Iain Rankin, former Lands and Forestry minister, emailed Skerrett back in June. He said staff visited the site and found the wall is perfectly legal because it's on private property.
"In 2017, erosion control work was undertaken on James Beach. No permits were required, as the work was within the boundaries of private land, above the mean high-water mark. In addition, no work was done on submerged Crown land," Rankin wrote to Skerrett.
But the applicants say this email is a "decision" that they want to undergo a judicial review. They say it's contrary to the Nova Scotia Beaches Act, the Crown Lands Act and the Endangered Species Act.
New complaint, according to judge
While staff had indeed reviewed photos and construction work done as of January on the wall and determined it was within the Chisholm land boundary, Smith wrote in her decision that the May emails were actually a new complaint.
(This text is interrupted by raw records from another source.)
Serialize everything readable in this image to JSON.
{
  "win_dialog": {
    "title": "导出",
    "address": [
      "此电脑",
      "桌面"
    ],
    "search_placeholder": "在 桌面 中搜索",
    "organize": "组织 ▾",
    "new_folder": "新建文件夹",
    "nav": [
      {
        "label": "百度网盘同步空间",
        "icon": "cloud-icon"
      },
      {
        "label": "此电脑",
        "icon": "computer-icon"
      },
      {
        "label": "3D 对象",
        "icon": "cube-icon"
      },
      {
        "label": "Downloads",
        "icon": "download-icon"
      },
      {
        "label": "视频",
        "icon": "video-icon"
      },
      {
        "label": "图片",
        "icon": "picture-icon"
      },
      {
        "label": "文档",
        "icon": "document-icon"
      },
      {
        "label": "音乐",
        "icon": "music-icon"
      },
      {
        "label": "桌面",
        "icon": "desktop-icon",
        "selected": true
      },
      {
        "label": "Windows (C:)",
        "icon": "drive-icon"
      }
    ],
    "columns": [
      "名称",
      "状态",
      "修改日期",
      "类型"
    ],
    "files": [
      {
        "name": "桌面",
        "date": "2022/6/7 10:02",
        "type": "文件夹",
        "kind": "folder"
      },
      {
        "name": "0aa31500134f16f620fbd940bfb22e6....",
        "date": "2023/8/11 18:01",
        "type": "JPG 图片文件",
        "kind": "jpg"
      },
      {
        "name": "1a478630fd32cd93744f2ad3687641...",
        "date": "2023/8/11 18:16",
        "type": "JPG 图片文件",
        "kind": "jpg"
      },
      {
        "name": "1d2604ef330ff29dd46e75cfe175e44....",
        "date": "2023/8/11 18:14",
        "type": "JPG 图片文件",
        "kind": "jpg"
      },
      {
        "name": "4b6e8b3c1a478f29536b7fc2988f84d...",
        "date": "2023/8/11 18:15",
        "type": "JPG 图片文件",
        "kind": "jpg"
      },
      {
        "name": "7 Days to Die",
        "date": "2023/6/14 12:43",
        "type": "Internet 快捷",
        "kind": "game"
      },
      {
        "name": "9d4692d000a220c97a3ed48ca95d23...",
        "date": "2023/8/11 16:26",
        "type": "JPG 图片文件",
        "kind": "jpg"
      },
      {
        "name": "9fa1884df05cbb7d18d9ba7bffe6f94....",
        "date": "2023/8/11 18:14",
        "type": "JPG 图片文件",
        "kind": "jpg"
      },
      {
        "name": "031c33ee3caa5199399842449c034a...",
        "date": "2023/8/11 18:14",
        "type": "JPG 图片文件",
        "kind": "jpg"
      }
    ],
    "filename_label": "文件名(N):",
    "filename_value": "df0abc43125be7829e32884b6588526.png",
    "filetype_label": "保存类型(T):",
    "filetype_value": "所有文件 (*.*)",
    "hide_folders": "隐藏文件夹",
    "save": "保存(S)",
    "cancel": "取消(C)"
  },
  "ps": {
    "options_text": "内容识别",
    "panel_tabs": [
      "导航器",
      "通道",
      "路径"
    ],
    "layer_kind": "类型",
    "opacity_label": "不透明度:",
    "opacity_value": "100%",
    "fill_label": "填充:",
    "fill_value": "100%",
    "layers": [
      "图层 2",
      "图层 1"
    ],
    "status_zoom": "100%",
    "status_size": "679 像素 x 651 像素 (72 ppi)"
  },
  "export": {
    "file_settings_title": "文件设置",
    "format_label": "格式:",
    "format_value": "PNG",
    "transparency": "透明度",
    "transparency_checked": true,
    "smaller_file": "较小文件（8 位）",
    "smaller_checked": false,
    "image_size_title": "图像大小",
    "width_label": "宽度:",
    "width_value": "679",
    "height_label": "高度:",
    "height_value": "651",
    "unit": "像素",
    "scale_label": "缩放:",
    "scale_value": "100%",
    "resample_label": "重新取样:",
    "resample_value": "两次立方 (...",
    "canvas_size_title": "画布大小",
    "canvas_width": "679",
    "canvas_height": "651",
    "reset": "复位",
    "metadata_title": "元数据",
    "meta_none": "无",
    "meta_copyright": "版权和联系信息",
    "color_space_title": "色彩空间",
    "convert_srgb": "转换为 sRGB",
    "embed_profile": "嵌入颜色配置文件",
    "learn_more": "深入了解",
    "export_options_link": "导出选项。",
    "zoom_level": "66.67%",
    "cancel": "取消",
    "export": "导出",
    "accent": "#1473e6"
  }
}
She wrote that there was "no evidence" before the court that any provincial staff had visited the Chisholm property after the May complaints, despite being sent new photos.
The province asked the Supreme Court on Sept. 15, 2020 for decisions on this matter, including whether the applicants filed on time, and whether the review should be dismissed because the applicants lacked either private or public interest standing.
Although the province argued the applicants' notice was filed too late based on the January correspondence, Smith said the relevant date is Rankin's June email, so everything was on time.
Smith also determined the applicants have private interest standing, since, as property owners in the vicinity to the Chisholm property, they have a greater interest with respect to the activities there than other Nova Scotians.
"James Beach may be just another beach, but for them, the shoreline is where they grew up and shared with their children and grandchildren over the years," Smith said.
The decision also approves Wayne Chisholm's request for intervener status in the upcoming judicial review, set for January 2021.
Opening in the wall
The Chisholms have added an opening in the wall for people to pass through at high tide, but Lynn said that doesn't solve the problem.
Given climate change, the issue of coastal erosion washing away land and moving the high water mark will only become more and more prevalent around the province, Lynn said.
"I want them to have a real good look about how we regulate structures that are put on beaches to protect private properties," Lynn said.
She added she isn't against landowners putting up protective barriers as long as they're not putting public access to the beach at risk, endangering habitats, and staying above the ordinary high-water mark.
A spokesperson for the Lands and Forestry department said Monday they are are not able to comment at this time, as the matter is before the courts.
With files from Jack Julian